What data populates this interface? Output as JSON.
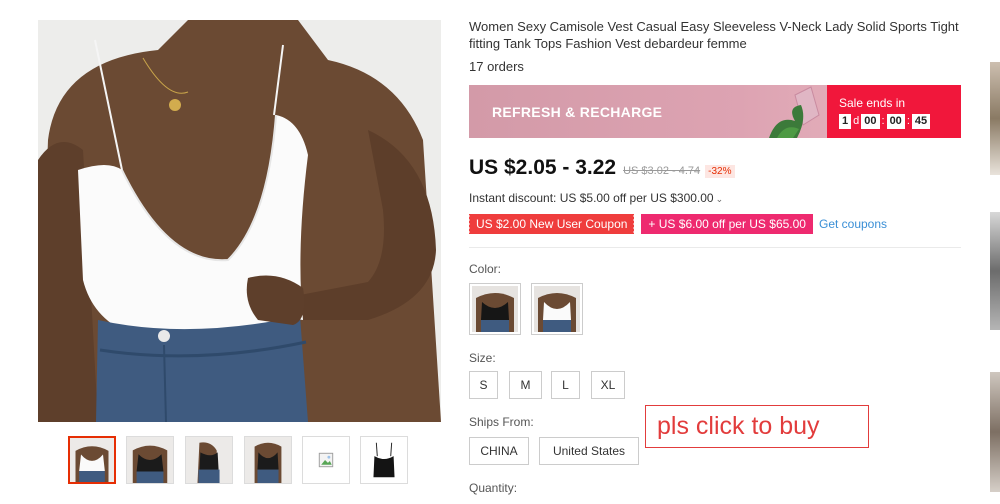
{
  "product": {
    "title": "Women Sexy Camisole Vest Casual Easy Sleeveless V-Neck Lady Solid Sports Tight fitting Tank Tops Fashion Vest debardeur femme",
    "orders": "17 orders"
  },
  "gallery": {
    "main_image": "product-photo-white-camisole",
    "thumbnails": [
      {
        "name": "white-camisole-front"
      },
      {
        "name": "black-camisole-front"
      },
      {
        "name": "black-camisole-side"
      },
      {
        "name": "black-camisole-model"
      },
      {
        "name": "broken-image-placeholder"
      },
      {
        "name": "black-camisole-flat"
      }
    ]
  },
  "banner": {
    "text": "REFRESH & RECHARGE",
    "sale_label": "Sale ends in",
    "countdown": {
      "days": "1",
      "days_unit": "d",
      "hours": "00",
      "minutes": "00",
      "seconds": "45"
    },
    "accent_color": "#f1173b"
  },
  "price": {
    "current": "US $2.05 - 3.22",
    "original": "US $3.02 - 4.74",
    "discount": "-32%"
  },
  "instant_discount": {
    "text": "Instant discount: US $5.00 off per US $300.00",
    "chevron": "⌄"
  },
  "coupons": {
    "new_user": "US $2.00 New User Coupon",
    "store": "+ US $6.00 off per US $65.00",
    "get": "Get coupons"
  },
  "color": {
    "label": "Color:",
    "options": [
      {
        "name": "black"
      },
      {
        "name": "white"
      }
    ]
  },
  "size": {
    "label": "Size:",
    "options": [
      "S",
      "M",
      "L",
      "XL"
    ]
  },
  "ships_from": {
    "label": "Ships From:",
    "options": [
      "CHINA",
      "United States"
    ]
  },
  "quantity": {
    "label": "Quantity:"
  },
  "callout": {
    "text": "pls click to buy",
    "color": "#e23c3c"
  }
}
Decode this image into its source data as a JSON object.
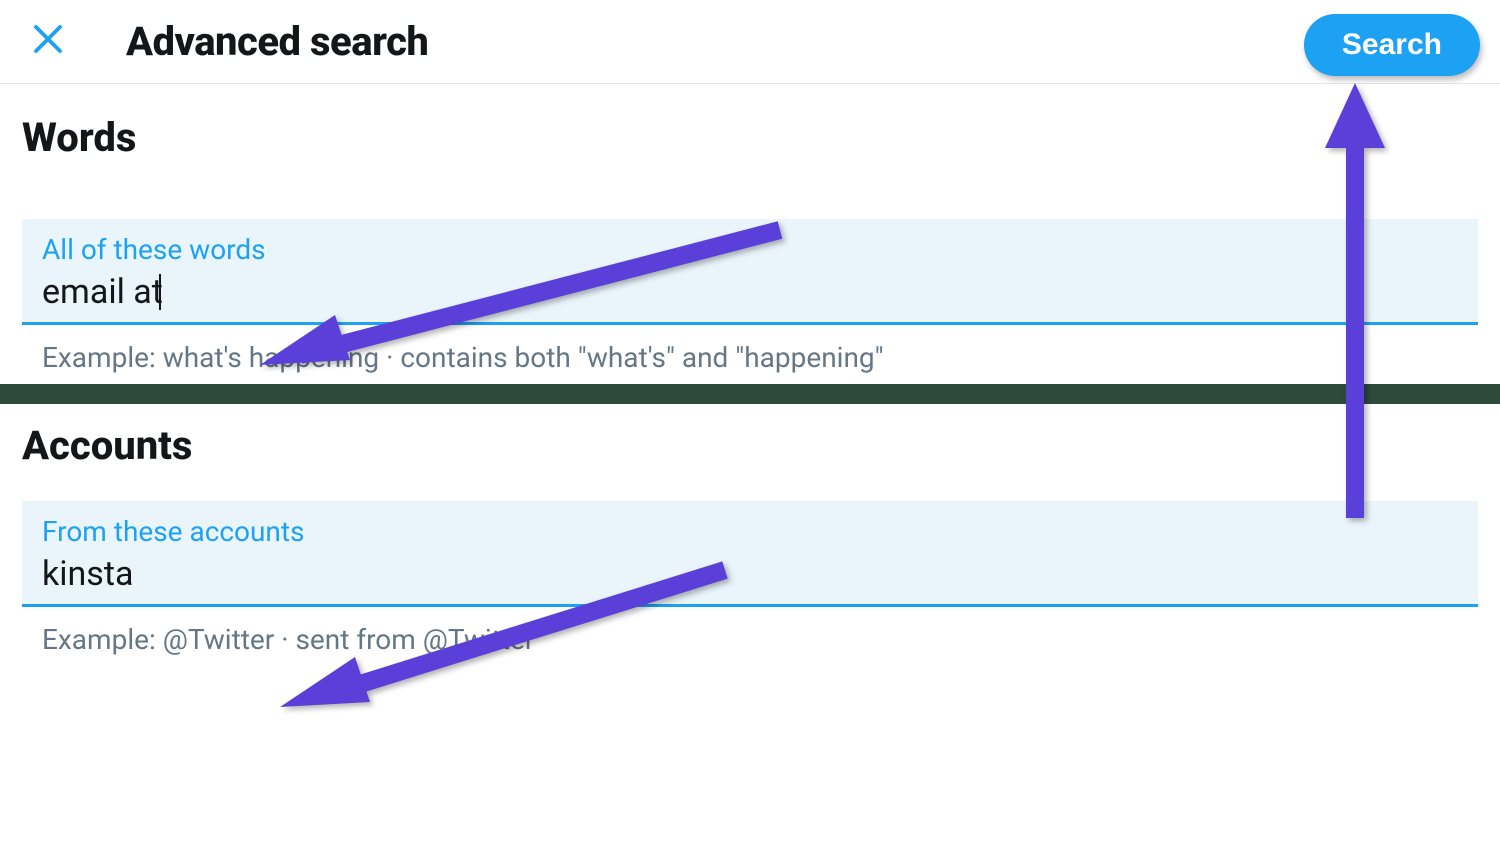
{
  "header": {
    "title": "Advanced search",
    "search_button": "Search",
    "close_icon": "close-icon"
  },
  "sections": {
    "words": {
      "title": "Words",
      "field": {
        "label": "All of these words",
        "value": "email at",
        "example": "Example: what's happening · contains both \"what's\" and \"happening\""
      }
    },
    "accounts": {
      "title": "Accounts",
      "field": {
        "label": "From these accounts",
        "value": "kinsta",
        "example": "Example: @Twitter · sent from @Twitter"
      }
    }
  },
  "colors": {
    "accent": "#1da1f2",
    "annotation": "#5b3fd9",
    "text_primary": "#14171a",
    "text_secondary": "#657786",
    "input_bg": "#eaf5fb"
  }
}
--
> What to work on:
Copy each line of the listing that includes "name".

> Solution for this exercise:
        "name": "white-camisole-front"
        "name": "black-camisole-front"
        "name": "black-camisole-side"
        "name": "black-camisole-model"
        "name": "broken-image-placeholder"
        "name": "black-camisole-flat"
        "name": "black"
        "name": "white"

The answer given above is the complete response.